The making of carpets in Azerbaijan is as old as the province, but it was not until the vast trade sprang up in Tabriz that the Azerbaijan fabrics were known as such. All the industry here has practically been developed since 1890.
John Kimberly Mumford - Oriental Rugs - 1900
Travellers of the past did not mention carpets among the main goods which were sold in the bazaar, but today at Tabriz and almost everywhere in Asia from Istanbul to Delhi and Beijing and in Africa from Cairo to Fes it is impossible to join an organized tour which does not include a visit to a "trusted" carpet dealer and sometimes even to a "true" carpet factory.
Thence I passed to the Georgian timcha, a circular or octagonal structure, covered by a dome (see one at Samarkand). Around its interior were shops where Armenians were displaying the goods of Nijni-Novgorod - knickknacks of various kinds. Farther on was the Rasta Bazaar, which glittered with glass and chinaware, vases and lamps, most of them elaborately decorated. There, too, were dealers in leather, carpets, tea, sugar, lotions, drugs, and a hundred other articles. The bazaars (..) opened into the Madan-i-Sahib-il-Amr. In this square or market-place, under sheds and booths, meats and fruits in abundance and variety were being sold. The place was crowded and dirty. I retraced my steps by a parallel street, passing row after row of shops. My attention was especially arrested by the dallal or peddlers' bazaar - a curiosity-shop where the old work of Shiraz, Ispahan, Kerman, and Resht was shown. The exhibitions of Persian goods interested me most, but imported articles were largely taking their places. Wilson
Bazaar: timber roof courtyard
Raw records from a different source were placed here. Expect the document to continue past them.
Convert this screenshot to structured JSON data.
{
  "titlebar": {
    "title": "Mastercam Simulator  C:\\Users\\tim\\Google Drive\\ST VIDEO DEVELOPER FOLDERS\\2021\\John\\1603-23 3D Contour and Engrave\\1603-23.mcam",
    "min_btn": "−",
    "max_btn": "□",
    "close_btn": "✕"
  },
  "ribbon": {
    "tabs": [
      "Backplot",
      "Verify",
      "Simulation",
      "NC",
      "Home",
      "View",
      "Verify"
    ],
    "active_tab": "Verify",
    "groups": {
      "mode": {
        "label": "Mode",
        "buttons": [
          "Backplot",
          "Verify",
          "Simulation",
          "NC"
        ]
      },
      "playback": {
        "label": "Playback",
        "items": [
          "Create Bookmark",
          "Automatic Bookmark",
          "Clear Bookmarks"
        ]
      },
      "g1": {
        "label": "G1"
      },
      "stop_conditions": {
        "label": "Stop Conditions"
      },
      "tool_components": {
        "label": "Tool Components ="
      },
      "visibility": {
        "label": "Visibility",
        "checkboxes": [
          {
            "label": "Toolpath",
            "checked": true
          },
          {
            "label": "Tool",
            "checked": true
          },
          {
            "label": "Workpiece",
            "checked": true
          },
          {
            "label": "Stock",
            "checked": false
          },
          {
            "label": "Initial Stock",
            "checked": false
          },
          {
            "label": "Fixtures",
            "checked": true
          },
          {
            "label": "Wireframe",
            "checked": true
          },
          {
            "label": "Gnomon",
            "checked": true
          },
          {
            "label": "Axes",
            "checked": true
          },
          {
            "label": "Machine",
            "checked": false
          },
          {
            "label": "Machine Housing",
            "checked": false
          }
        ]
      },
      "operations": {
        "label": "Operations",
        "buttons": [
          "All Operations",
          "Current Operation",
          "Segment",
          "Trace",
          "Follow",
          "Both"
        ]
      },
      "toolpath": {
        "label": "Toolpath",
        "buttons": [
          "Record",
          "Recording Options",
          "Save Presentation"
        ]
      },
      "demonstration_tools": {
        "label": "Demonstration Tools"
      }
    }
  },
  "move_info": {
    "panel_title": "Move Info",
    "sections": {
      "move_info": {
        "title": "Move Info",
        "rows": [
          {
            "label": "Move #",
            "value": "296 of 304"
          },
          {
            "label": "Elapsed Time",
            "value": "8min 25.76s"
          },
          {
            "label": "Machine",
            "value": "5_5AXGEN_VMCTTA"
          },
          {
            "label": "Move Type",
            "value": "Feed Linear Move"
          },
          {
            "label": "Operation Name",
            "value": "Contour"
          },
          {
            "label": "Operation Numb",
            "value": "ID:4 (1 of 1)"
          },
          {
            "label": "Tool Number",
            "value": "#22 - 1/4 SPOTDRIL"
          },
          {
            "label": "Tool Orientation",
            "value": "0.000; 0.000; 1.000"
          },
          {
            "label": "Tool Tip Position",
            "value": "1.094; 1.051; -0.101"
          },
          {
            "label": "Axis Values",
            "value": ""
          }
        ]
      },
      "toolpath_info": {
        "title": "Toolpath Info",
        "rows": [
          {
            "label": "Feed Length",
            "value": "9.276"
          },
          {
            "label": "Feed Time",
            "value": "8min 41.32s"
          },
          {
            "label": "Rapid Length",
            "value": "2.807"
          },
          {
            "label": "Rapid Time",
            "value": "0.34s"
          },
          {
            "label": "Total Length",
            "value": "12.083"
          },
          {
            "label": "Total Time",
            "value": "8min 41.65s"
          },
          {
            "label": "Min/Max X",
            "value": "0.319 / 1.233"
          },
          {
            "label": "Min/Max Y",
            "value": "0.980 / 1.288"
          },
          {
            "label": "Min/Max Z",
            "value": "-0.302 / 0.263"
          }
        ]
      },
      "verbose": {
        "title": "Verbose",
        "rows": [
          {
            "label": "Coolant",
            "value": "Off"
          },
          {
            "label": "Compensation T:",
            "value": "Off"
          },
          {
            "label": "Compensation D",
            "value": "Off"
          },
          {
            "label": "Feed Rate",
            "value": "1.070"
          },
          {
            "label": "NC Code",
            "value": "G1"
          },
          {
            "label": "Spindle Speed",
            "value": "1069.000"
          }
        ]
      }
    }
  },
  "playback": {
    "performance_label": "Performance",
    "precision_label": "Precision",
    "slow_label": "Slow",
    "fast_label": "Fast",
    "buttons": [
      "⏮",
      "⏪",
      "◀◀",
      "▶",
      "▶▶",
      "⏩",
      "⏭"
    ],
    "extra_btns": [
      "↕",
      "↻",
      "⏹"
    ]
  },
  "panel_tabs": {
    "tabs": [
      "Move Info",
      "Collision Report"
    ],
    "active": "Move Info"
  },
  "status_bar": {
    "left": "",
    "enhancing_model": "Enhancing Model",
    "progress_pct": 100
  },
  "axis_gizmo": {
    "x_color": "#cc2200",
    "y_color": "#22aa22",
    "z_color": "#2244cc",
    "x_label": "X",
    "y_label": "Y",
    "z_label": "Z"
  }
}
From the Amir Bazaar I passed into the Amir caravansary, so called from a former Amir-i-Nizam, who built it and the bazaar. In the center of this caravansary is an open square, two or three hundred feet in dimension, and a fountain. Broad pavements surround the square and divide it into sections, which are planted with trees. The pavements were occupied, as usual, by cases of merchandise, which were quite safe, as the outer doors, as well as those of the bazaars, are locked at sundown, and watchmen patrol on the arched roofs. Wilson
El Goli Park lake
The river running by Tabriz,
the Aji Chai, is so brackish that it is scarcely suitable even
for irrigation. Two creeks, the Kiu'i Chai and Madan Chai,
are completely dried up in summer before they enter the city.
One reservoir, called Shah Gyol, built by Naib-i-Sultanah in
the early part of this century, retains a partial supply of water
for summer use. Wilson
The reservoir mentioned by Wilson is today an amusement park in the outskirts of Tabriz.
Plan of this section:
Tabriz: The Blue Mosque
Tabriz: Azerbaijan Museum
Republic of Azerbaijan:
Baku: The Old Town
Baku: The New Town
Environs of Baku
Qobustan National Park